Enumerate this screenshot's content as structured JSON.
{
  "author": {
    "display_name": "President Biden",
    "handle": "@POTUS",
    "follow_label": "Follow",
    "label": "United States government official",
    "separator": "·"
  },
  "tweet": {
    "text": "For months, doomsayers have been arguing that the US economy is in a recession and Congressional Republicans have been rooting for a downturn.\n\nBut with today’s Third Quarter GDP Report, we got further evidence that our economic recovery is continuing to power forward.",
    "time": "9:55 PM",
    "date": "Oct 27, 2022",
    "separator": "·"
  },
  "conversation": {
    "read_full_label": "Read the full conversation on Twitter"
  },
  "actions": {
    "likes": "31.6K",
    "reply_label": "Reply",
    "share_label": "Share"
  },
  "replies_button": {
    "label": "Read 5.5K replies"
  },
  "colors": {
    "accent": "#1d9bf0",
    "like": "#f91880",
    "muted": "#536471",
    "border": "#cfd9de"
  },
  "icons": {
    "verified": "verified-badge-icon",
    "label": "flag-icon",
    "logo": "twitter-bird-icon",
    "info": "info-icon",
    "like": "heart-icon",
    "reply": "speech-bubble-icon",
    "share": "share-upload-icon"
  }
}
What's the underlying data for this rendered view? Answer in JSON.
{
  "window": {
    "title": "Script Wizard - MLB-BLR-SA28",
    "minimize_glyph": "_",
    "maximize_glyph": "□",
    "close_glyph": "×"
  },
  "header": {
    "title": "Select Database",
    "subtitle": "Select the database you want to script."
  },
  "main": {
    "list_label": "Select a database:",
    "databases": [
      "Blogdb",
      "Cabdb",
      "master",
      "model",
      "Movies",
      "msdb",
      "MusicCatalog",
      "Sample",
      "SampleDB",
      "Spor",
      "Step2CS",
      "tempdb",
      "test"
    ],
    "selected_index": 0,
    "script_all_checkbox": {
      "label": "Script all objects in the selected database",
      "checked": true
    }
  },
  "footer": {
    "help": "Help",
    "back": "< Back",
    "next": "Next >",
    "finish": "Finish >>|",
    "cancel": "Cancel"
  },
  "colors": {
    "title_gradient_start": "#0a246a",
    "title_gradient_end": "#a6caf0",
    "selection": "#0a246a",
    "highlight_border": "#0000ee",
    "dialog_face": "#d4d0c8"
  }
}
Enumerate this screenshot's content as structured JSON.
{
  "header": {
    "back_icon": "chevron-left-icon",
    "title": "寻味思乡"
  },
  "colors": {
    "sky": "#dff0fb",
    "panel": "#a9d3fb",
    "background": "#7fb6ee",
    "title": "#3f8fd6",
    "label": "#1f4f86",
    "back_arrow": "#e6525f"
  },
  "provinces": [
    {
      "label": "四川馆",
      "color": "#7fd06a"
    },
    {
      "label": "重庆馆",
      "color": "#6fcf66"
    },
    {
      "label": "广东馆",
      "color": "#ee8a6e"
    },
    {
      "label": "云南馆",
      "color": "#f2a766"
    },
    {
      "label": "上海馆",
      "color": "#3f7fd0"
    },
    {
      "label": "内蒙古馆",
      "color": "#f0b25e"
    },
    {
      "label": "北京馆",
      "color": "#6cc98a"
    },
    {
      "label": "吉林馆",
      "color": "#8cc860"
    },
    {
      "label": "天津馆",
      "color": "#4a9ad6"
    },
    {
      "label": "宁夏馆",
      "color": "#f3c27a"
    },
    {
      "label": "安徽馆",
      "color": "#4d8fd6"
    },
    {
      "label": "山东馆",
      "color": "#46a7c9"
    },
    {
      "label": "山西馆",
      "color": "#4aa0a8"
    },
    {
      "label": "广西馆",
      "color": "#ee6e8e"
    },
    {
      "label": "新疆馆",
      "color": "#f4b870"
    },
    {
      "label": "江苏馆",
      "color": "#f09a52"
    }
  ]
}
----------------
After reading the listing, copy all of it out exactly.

— Response to this task —
Enumerate this screenshot's content as structured JSON.
{
  "author": {
    "display_name": "President Biden",
    "handle": "@POTUS",
    "follow_label": "Follow",
    "label": "United States government official",
    "separator": "·"
  },
  "tweet": {
    "text": "For months, doomsayers have been arguing that the US economy is in a recession and Congressional Republicans have been rooting for a downturn.\n\nBut with today’s Third Quarter GDP Report, we got further evidence that our economic recovery is continuing to power forward.",
    "time": "9:55 PM",
    "date": "Oct 27, 2022",
    "separator": "·"
  },
  "conversation": {
    "read_full_label": "Read the full conversation on Twitter"
  },
  "actions": {
    "likes": "31.6K",
    "reply_label": "Reply",
    "share_label": "Share"
  },
  "replies_button": {
    "label": "Read 5.5K replies"
  },
  "colors": {
    "accent": "#1d9bf0",
    "like": "#f91880",
    "muted": "#536471",
    "border": "#cfd9de"
  },
  "icons": {
    "verified": "verified-badge-icon",
    "label": "flag-icon",
    "logo": "twitter-bird-icon",
    "info": "info-icon",
    "like": "heart-icon",
    "reply": "speech-bubble-icon",
    "share": "share-upload-icon"
  }
}
What's the underlying data for this rendered view? Answer in JSON.
{
  "window": {
    "title": "Script Wizard - MLB-BLR-SA28",
    "minimize_glyph": "_",
    "maximize_glyph": "□",
    "close_glyph": "×"
  },
  "header": {
    "title": "Select Database",
    "subtitle": "Select the database you want to script."
  },
  "main": {
    "list_label": "Select a database:",
    "databases": [
      "Blogdb",
      "Cabdb",
      "master",
      "model",
      "Movies",
      "msdb",
      "MusicCatalog",
      "Sample",
      "SampleDB",
      "Spor",
      "Step2CS",
      "tempdb",
      "test"
    ],
    "selected_index": 0,
    "script_all_checkbox": {
      "label": "Script all objects in the selected database",
      "checked": true
    }
  },
  "footer": {
    "help": "Help",
    "back": "< Back",
    "next": "Next >",
    "finish": "Finish >>|",
    "cancel": "Cancel"
  },
  "colors": {
    "title_gradient_start": "#0a246a",
    "title_gradient_end": "#a6caf0",
    "selection": "#0a246a",
    "highlight_border": "#0000ee",
    "dialog_face": "#d4d0c8"
  }
}
Enumerate this screenshot's content as structured JSON.
{
  "header": {
    "back_icon": "chevron-left-icon",
    "title": "寻味思乡"
  },
  "colors": {
    "sky": "#dff0fb",
    "panel": "#a9d3fb",
    "background": "#7fb6ee",
    "title": "#3f8fd6",
    "label": "#1f4f86",
    "back_arrow": "#e6525f"
  },
  "provinces": [
    {
      "label": "四川馆",
      "color": "#7fd06a"
    },
    {
      "label": "重庆馆",
      "color": "#6fcf66"
    },
    {
      "label": "广东馆",
      "color": "#ee8a6e"
    },
    {
      "label": "云南馆",
      "color": "#f2a766"
    },
    {
      "label": "上海馆",
      "color": "#3f7fd0"
    },
    {
      "label": "内蒙古馆",
      "color": "#f0b25e"
    },
    {
      "label": "北京馆",
      "color": "#6cc98a"
    },
    {
      "label": "吉林馆",
      "color": "#8cc860"
    },
    {
      "label": "天津馆",
      "color": "#4a9ad6"
    },
    {
      "label": "宁夏馆",
      "color": "#f3c27a"
    },
    {
      "label": "安徽馆",
      "color": "#4d8fd6"
    },
    {
      "label": "山东馆",
      "color": "#46a7c9"
    },
    {
      "label": "山西馆",
      "color": "#4aa0a8"
    },
    {
      "label": "广西馆",
      "color": "#ee6e8e"
    },
    {
      "label": "新疆馆",
      "color": "#f4b870"
    },
    {
      "label": "江苏馆",
      "color": "#f09a52"
    }
  ]
}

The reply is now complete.